Time evolution of a 10Mpc (comoving) cubic region, rendered from outside. The movie shows the gas temperature (blue: cold, green: warm: white: hot), comparing original Illustris (left) to TNG100 (right). In both cases, the rapid temperature fluctuations and outbursts around nodes in the cosmic web are due to various energetic "feedback" processes in the simulation. These include energy from stars (supernovae explosions) as well as heat and high-velocity winds from supermassive black holes. (01:48)

D. Nelson

Eight views: the evolving structure of a small 10Mpc region of cosmic space is visualized from TNG100-1. Each view shows a different output of the simulation (from left to right, top): gas matter density, dark matter density, stellar mass, magnetic field strength, (bottom) gas temperature, gas metallicity, the velocity field of the gas, and column density of OVI - the fifth ionization state of oxygen (O5+). Each view shows the same region of space, all of these components co-evolving together as the simulation runs. (01:37) [4K version]

S. Genel

Formation of a massive "late-type", star-forming disk galaxy: an individual system is tracked through time, and its stellar light is shown in a 500 kilo-parsec region. This galaxy exhibits rapid ongoing star formation in an extended, clumpy disk, until it experiences a late-time merger (at approximately z ~ 0.3) with a nearly equal mass companion. (01:24)

S. Genel

Formation of an "early-type", quiescent elliptical galaxy: an individual galaxy is tracked through time, and its stellar light is shown in a 1 mega-parsec region. Between the start of the movie at high redshift and the end at z=0 (present day), this massive "red-and-dead" galaxy experiences a large number of galaxy mergers which bring in stars and other material, building up the final spheroidal morphology. (02:23)

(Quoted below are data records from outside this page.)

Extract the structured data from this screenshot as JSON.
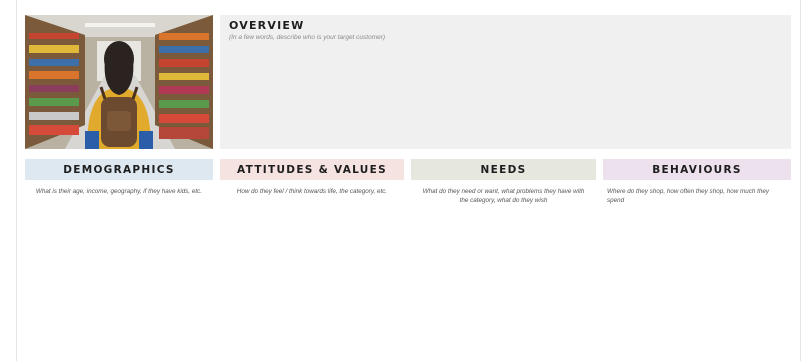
{
  "overview": {
    "title": "OVERVIEW",
    "subtitle": "(In a few words, describe who is your target customer)"
  },
  "columns": [
    {
      "title": "DEMOGRAPHICS",
      "description": "What is their age, income, geography, if they have kids, etc.",
      "color": "#dde8f0"
    },
    {
      "title": "ATTITUDES & VALUES",
      "description": "How do they feel / think towards life, the category, etc.",
      "color": "#f5e3e1"
    },
    {
      "title": "NEEDS",
      "description": "What do they need or want, what problems they have with the category, what do they wish",
      "color": "#e6e8e0"
    },
    {
      "title": "BEHAVIOURS",
      "description": "Where do they shop, how often they shop, how much they spend",
      "color": "#ece1ec"
    }
  ]
}
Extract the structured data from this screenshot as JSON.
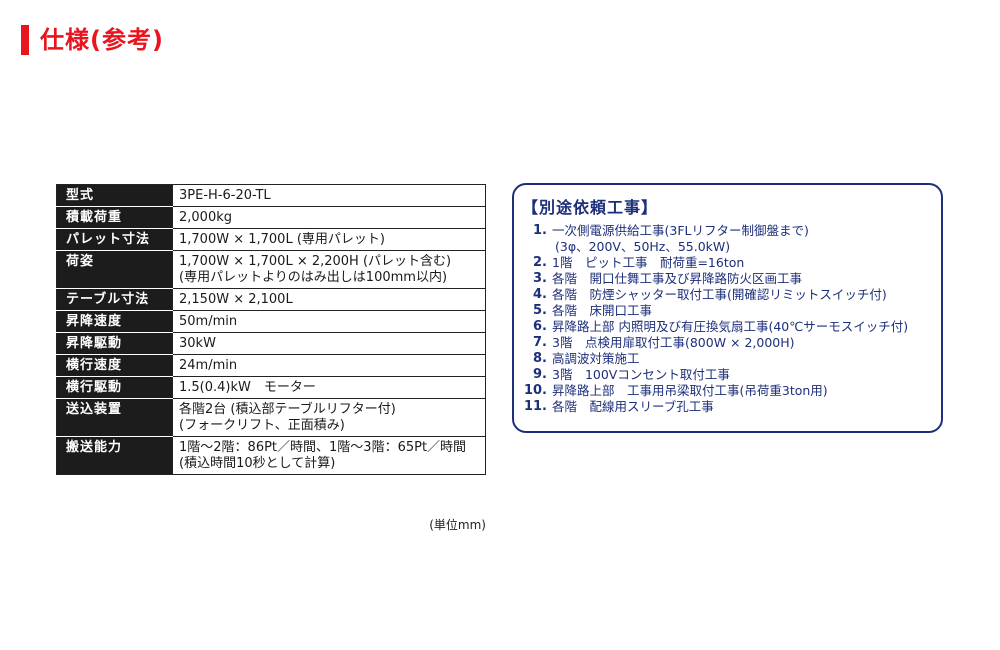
{
  "header": {
    "title": "仕様(参考)"
  },
  "spec_table": {
    "rows": [
      {
        "label": "型式",
        "value": "3PE-H-6-20-TL",
        "value2": ""
      },
      {
        "label": "積載荷重",
        "value": "2,000kg",
        "value2": ""
      },
      {
        "label": "パレット寸法",
        "value": "1,700W × 1,700L (専用パレット)",
        "value2": ""
      },
      {
        "label": "荷姿",
        "value": "1,700W × 1,700L × 2,200H (パレット含む)",
        "value2": "(専用パレットよりのはみ出しは100mm以内)"
      },
      {
        "label": "テーブル寸法",
        "value": "2,150W × 2,100L",
        "value2": ""
      },
      {
        "label": "昇降速度",
        "value": "50m/min",
        "value2": ""
      },
      {
        "label": "昇降駆動",
        "value": "30kW",
        "value2": ""
      },
      {
        "label": "横行速度",
        "value": "24m/min",
        "value2": ""
      },
      {
        "label": "横行駆動",
        "value": "1.5(0.4)kW　モーター",
        "value2": ""
      },
      {
        "label": "送込装置",
        "value": "各階2台 (積込部テーブルリフター付)",
        "value2": "(フォークリフト、正面積み)"
      },
      {
        "label": "搬送能力",
        "value": "1階〜2階：86Pt／時間、1階〜3階：65Pt／時間",
        "value2": "(積込時間10秒として計算)"
      }
    ],
    "unit_note": "(単位mm)"
  },
  "side_box": {
    "title": "【別途依頼工事】",
    "items": [
      {
        "num": "1.",
        "text": "一次側電源供給工事(3FLリフター制御盤まで)"
      },
      {
        "num": "",
        "text": "(3φ、200V、50Hz、55.0kW)"
      },
      {
        "num": "2.",
        "text": "1階　ピット工事　耐荷重=16ton"
      },
      {
        "num": "3.",
        "text": "各階　開口仕舞工事及び昇降路防火区画工事"
      },
      {
        "num": "4.",
        "text": "各階　防煙シャッター取付工事(開確認リミットスイッチ付)"
      },
      {
        "num": "5.",
        "text": "各階　床開口工事"
      },
      {
        "num": "6.",
        "text": "昇降路上部 内照明及び有圧換気扇工事(40℃サーモスイッチ付)"
      },
      {
        "num": "7.",
        "text": "3階　点検用扉取付工事(800W × 2,000H)"
      },
      {
        "num": "8.",
        "text": "高調波対策施工"
      },
      {
        "num": "9.",
        "text": "3階　100Vコンセント取付工事"
      },
      {
        "num": "10.",
        "text": "昇降路上部　工事用吊梁取付工事(吊荷重3ton用)"
      },
      {
        "num": "11.",
        "text": "各階　配線用スリーブ孔工事"
      }
    ]
  },
  "colors": {
    "accent_red": "#e8141e",
    "navy": "#1d2f7a",
    "label_bg": "#1c1c1c"
  }
}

F. Marinacci

The most massive cluster of TNG300 at z=0 (with a halo mass of ~ 1015 times the mass of the sun). Fixed in time, the video slowly rotates in space to show the structure from different view points. Each of the four panels shows the same predicted X-ray emission (in background color), while the overlaid contours show the predicted synchrotron emission, as would be observed by one of four radio telescopes: VLA, LOFAR, ASKAP, or SKA. (00:32)

M. Vogelsberger

Full simulation cubes of TNG300 (on the top) and TNG100 (on the bottom), showing dark matter, gas temperature, and magnetic field strength, all at the present day (z=0). Fixed in time, the movie shows the full matter distribution being built up by slowly adding slices from the bottom of each cube to the top. (00:58)



Additional Images and Videos:

Check back soon!